#### What you should do:
Your answer should consist of each line below that contains the string "this".

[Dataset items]
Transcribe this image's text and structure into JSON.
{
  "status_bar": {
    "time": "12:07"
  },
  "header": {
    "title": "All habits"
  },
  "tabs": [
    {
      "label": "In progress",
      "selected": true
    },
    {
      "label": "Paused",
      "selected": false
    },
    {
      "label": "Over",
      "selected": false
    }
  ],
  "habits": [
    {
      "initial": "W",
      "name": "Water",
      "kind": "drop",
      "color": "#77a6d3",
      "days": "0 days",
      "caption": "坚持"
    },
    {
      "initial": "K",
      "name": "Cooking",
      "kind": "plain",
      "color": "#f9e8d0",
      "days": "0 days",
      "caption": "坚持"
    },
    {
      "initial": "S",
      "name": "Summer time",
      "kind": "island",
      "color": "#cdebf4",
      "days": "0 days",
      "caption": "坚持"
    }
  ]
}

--

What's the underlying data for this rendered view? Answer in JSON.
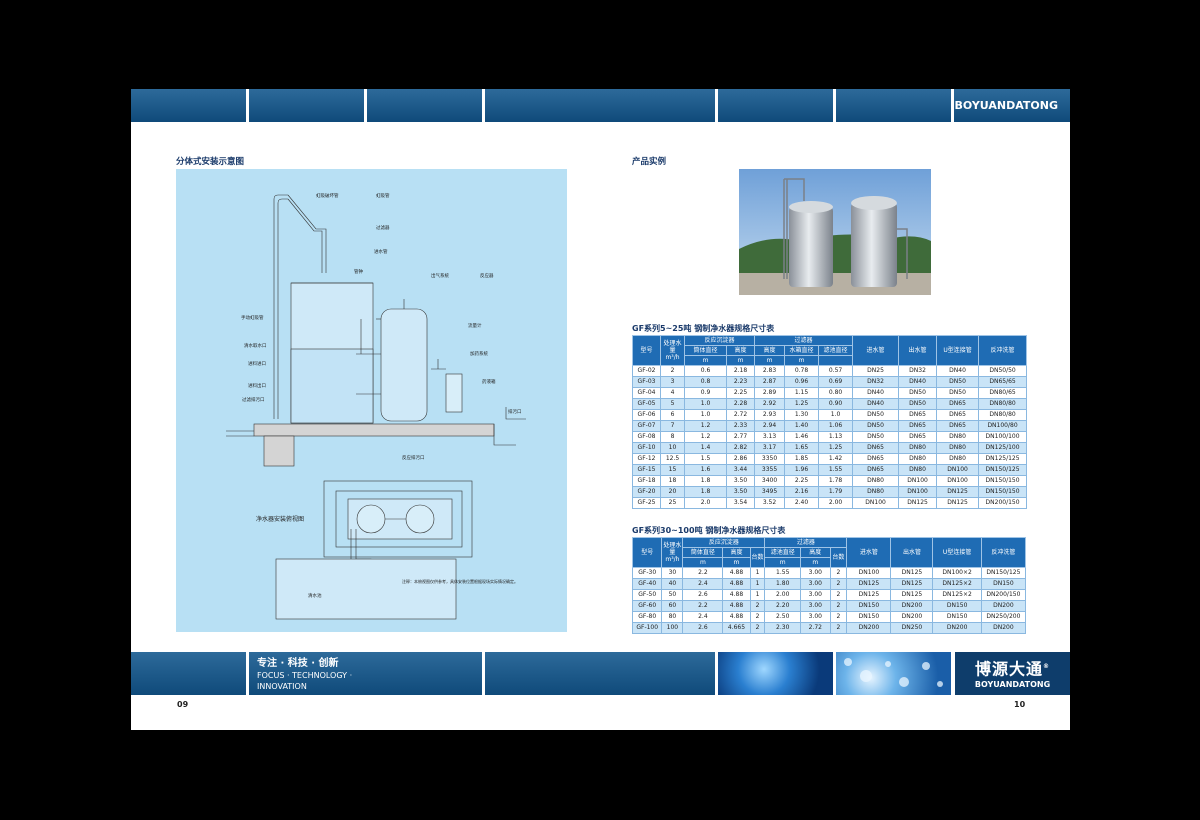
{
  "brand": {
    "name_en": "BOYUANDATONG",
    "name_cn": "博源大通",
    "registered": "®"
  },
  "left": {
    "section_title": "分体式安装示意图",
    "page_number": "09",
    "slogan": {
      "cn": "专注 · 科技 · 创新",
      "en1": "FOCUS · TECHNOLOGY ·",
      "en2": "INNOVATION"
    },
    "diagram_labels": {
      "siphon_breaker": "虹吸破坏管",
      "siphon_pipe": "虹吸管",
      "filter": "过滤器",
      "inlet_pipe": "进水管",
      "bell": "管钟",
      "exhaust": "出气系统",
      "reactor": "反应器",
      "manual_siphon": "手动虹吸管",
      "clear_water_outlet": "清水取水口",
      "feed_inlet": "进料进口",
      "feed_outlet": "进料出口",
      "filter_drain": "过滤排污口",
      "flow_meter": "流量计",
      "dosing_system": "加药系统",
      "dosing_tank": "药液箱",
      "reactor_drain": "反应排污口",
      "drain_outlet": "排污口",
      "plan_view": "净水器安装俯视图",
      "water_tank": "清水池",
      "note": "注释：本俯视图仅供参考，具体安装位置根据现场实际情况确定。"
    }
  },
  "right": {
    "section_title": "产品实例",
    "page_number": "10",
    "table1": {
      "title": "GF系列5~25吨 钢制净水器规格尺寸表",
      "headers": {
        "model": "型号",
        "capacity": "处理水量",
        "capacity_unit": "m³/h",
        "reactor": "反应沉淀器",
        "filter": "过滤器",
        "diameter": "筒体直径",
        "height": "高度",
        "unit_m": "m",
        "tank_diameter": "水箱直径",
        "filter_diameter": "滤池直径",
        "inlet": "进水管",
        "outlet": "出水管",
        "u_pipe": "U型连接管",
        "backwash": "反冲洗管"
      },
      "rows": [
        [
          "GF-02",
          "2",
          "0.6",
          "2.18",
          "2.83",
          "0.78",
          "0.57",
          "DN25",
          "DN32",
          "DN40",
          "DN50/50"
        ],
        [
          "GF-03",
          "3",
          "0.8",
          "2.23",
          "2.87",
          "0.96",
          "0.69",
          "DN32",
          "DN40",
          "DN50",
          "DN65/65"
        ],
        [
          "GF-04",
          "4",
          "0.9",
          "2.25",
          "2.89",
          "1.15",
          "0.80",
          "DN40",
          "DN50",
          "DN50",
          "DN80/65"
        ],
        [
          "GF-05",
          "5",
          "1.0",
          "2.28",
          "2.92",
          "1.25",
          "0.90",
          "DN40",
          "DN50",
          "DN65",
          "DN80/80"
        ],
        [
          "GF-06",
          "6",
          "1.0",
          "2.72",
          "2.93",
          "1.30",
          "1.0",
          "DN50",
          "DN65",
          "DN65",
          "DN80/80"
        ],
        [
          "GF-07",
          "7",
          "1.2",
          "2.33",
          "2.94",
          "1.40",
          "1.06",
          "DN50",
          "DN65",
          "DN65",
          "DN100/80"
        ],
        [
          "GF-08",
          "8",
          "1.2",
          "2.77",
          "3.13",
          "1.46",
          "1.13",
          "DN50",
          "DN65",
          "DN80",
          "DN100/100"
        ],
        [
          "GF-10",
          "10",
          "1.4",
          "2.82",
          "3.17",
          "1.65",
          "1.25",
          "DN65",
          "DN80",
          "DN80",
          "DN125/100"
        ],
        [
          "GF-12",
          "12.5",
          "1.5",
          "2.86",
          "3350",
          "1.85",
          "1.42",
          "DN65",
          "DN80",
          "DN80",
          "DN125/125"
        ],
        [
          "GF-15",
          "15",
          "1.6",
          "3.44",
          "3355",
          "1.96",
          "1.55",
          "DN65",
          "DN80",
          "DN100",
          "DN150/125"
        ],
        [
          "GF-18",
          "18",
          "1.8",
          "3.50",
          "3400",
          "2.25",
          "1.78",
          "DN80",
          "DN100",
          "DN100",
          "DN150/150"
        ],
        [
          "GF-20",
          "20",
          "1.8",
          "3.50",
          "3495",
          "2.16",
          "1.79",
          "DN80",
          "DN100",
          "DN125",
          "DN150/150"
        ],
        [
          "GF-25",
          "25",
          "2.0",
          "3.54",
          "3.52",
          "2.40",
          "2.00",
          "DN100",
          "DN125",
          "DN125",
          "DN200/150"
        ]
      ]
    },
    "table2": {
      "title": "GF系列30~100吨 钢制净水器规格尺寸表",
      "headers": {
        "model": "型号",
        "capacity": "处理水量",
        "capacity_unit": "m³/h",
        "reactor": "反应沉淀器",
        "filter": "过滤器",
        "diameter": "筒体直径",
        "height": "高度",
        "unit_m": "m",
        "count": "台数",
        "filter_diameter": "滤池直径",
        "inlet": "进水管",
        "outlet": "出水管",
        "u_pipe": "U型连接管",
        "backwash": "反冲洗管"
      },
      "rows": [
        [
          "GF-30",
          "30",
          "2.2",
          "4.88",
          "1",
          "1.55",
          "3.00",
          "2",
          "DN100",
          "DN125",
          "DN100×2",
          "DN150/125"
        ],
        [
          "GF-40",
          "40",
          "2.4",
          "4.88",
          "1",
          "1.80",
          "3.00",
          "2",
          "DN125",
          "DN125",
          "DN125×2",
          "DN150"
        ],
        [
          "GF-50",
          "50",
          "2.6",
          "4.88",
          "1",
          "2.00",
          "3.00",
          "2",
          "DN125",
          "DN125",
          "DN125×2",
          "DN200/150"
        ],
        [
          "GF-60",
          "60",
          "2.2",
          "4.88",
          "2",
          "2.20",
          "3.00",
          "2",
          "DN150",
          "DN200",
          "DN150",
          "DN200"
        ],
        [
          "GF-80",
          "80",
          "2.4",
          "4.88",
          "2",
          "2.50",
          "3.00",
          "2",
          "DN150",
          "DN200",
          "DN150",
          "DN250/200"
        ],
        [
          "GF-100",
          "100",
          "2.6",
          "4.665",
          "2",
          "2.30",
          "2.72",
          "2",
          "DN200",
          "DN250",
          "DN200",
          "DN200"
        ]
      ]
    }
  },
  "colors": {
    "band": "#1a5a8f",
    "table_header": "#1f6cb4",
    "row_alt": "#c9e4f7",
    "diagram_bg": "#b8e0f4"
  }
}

#### Written answer:
Transcribe this image's text and structure into JSON.
What's the underlying data for this rendered view? Answer in JSON.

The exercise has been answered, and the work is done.